Even with the best intentions, though, and an amazement at how many different kinds have been seeking my blood, it is difficult to summon the energy to write appreciatively about mosquitoes and even more difficult to identify them from a picture. Instead, one must kill them carefully – no swatting or the hairs and scales needed to determine species will be knocked off – and take them to a microscope and an identification tool. If you live in Canada, the Canadian Journal of Arthropod Identification has an excellent pictorial key produced by Aynsley Thielman and Fiona Hunter of Brock Univerity in Ontario.
Only female mosquitoes drink our blood and only when they can. Both sexes will feed on nectar and other sources of sugary food such as honeydew or damaged fruit. Cool wet weather also favours aphids, so there is plenty of honeydew around, and discourages harvesting cherries from wet dripping trees. I haven’t actually seen any mosquitoes feeding on the cherries damaged by the house sparrows or blown to the ground by the storms, but it wouldn’t surprise me.
The unending rains and mostly low daytime temperatures may have found favour with the mosquitoes and aphids, but I suspect many of the other insects have been reacting to the La Niña weather more like I do. The number and variety of bees has seemed to be unusually low and less energetic than usual. One bit of good news: the umbrella over the mud dauber nest seems to have been a success. The Ancistrocerus waldeni has covered the entire face of the rock with cells and, at least as of last Tuesday, she could still be seen working away.

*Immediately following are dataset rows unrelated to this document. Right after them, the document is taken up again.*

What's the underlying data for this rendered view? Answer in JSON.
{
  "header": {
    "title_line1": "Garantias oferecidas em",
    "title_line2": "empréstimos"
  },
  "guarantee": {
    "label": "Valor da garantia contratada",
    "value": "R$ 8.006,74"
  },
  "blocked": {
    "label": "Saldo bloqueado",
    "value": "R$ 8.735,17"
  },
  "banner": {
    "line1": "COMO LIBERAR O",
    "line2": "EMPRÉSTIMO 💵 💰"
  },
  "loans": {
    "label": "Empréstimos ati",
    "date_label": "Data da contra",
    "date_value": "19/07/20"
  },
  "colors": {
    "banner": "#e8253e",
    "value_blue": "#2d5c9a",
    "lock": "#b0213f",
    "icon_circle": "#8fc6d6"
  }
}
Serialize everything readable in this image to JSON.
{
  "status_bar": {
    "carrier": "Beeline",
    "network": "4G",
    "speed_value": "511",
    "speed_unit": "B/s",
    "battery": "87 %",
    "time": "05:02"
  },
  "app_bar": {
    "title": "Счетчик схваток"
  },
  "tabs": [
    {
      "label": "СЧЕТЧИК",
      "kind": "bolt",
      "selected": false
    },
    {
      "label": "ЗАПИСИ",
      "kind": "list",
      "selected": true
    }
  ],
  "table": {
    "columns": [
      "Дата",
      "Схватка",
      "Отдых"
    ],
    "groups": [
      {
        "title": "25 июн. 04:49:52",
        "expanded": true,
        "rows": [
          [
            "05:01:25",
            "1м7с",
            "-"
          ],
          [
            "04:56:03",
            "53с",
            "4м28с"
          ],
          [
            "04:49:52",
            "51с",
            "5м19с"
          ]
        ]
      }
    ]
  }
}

Bumblebees, of course, are able to fly and forage under a wider range of weather than most other bees, and the HBG Bombus have been apparent whenever the rain wasn’t actually falling. The diversity is similar to previous years, but the numbers may be lower.
The Yellow-banded Bumblebee (Bombus terricola) was apparent early in the season, but seems rare now. A variety of tricoloured bumblebee queens (Bombus ternarius, huntii, centralis) began showing up not long after that and workers of “The Tricoloured Bumblebee” (B. ternarius) and B. centralis (which seems to have missed out on a common name) are still foraging along with numerous Half-black Bumblebees (Bombus vagans), which show up somewhat later. Finally, a large and mysterious mostly yellow queen began foraging in late July (possibly a Bombus (Bombias) species).
The life of a bumblebee worker is short and sweet. Well, certainly short (2-4 weeks is commonly reported), and I hope the nectar helps to make the constant toil sweet. As well as working themselves to death, bumblebees have numerous parasites, predators, and diseases. Ailing workers are starting to show up in the HBG. There is a tendency to assume that some poison is at work here, but we rarely used chemicals and the City certainly hasn’t been spraying for adult mosquitoes. So, it is more likely a ‘natural’ death that is starting to claim workers.
One common and swift end for bumblebee workers is being bitten in the neck by crab spiders. Misumena vatia is the common one in the HBG. Although I feel protective about my bees, I usually let the spiders go about their business. On Canada Day, though, my wife took a picture of one such spider bee-feast and noticed that the dined-upon bee had a couple of mites hanging out on its shoulder. I immediately dashed out and wrestled the bee away from the spider. The spider was definitely upset, the mites seemingly oblivious, but I was delighted because it gave me an opportunity to use an online key for something other than a mosquito. Barry OConnor and Pavel Klimov at the University of Michigan provide this resource for bee mites of many kinds. The long and the short of it: these two unfortunate victims were Parasitellus talparum (Oudemans, 1913). Originally described from the nest of a mole, these mites are probably predators of other small invertebrates in the bee nests and so probably good for the bees.